-- Data supplied --
§

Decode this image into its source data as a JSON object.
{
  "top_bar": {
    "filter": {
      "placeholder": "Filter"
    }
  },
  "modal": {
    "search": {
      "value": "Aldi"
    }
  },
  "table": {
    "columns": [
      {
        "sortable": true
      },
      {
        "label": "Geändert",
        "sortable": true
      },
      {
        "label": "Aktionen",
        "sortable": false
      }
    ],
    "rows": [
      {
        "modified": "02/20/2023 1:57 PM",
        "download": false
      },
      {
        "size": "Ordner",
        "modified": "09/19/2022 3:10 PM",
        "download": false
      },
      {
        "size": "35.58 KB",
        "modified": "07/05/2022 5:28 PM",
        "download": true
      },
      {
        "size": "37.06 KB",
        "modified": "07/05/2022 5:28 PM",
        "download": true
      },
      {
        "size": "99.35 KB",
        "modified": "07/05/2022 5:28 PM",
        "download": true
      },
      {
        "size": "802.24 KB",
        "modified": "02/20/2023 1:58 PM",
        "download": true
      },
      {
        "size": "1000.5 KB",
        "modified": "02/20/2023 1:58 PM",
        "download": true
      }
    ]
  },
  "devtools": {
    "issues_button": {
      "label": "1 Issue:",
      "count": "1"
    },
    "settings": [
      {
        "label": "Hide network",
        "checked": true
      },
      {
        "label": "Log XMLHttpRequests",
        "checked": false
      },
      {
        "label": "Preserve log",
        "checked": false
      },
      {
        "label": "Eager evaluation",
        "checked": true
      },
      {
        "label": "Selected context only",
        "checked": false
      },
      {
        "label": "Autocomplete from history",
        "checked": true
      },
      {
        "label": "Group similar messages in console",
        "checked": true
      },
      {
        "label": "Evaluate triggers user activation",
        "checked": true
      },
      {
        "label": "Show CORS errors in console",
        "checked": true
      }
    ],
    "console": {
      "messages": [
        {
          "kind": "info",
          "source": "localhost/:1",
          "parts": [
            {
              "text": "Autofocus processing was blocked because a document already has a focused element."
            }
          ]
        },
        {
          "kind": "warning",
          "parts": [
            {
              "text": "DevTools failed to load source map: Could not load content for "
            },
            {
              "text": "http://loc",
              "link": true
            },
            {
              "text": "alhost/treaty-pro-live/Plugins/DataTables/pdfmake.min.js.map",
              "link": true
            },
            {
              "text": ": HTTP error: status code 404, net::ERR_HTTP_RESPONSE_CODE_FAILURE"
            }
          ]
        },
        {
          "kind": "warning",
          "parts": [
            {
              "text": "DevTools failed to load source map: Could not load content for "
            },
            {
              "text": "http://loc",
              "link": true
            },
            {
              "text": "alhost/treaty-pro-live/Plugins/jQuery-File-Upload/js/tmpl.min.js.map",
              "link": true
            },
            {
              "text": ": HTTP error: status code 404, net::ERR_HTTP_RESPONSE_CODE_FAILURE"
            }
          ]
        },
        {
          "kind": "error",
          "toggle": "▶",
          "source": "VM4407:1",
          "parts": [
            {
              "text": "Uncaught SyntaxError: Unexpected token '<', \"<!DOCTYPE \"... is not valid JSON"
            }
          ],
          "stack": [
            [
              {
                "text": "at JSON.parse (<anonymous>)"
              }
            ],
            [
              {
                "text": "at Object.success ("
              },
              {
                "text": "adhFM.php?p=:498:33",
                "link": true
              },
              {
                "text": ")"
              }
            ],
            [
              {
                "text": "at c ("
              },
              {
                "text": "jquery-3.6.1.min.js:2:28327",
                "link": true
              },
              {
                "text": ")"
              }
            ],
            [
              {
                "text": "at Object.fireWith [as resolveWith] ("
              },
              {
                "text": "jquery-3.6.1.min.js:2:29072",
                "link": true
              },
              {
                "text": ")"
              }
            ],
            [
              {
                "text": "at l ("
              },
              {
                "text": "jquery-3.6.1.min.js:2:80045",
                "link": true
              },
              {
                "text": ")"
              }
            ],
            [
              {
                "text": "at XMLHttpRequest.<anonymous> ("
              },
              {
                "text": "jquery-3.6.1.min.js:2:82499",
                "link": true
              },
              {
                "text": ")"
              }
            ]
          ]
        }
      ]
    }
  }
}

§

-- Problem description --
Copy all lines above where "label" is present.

-- Expected answer --
        "label": "Geändert",
        "label": "Aktionen",
      "label": "1 Issue:",
        "label": "Hide network",
        "label": "Log XMLHttpRequests",
        "label": "Preserve log",
        "label": "Eager evaluation",
        "label": "Selected context only",
        "label": "Autocomplete from history",
        "label": "Group similar messages in console",
        "label": "Evaluate triggers user activation",
        "label": "Show CORS errors in console",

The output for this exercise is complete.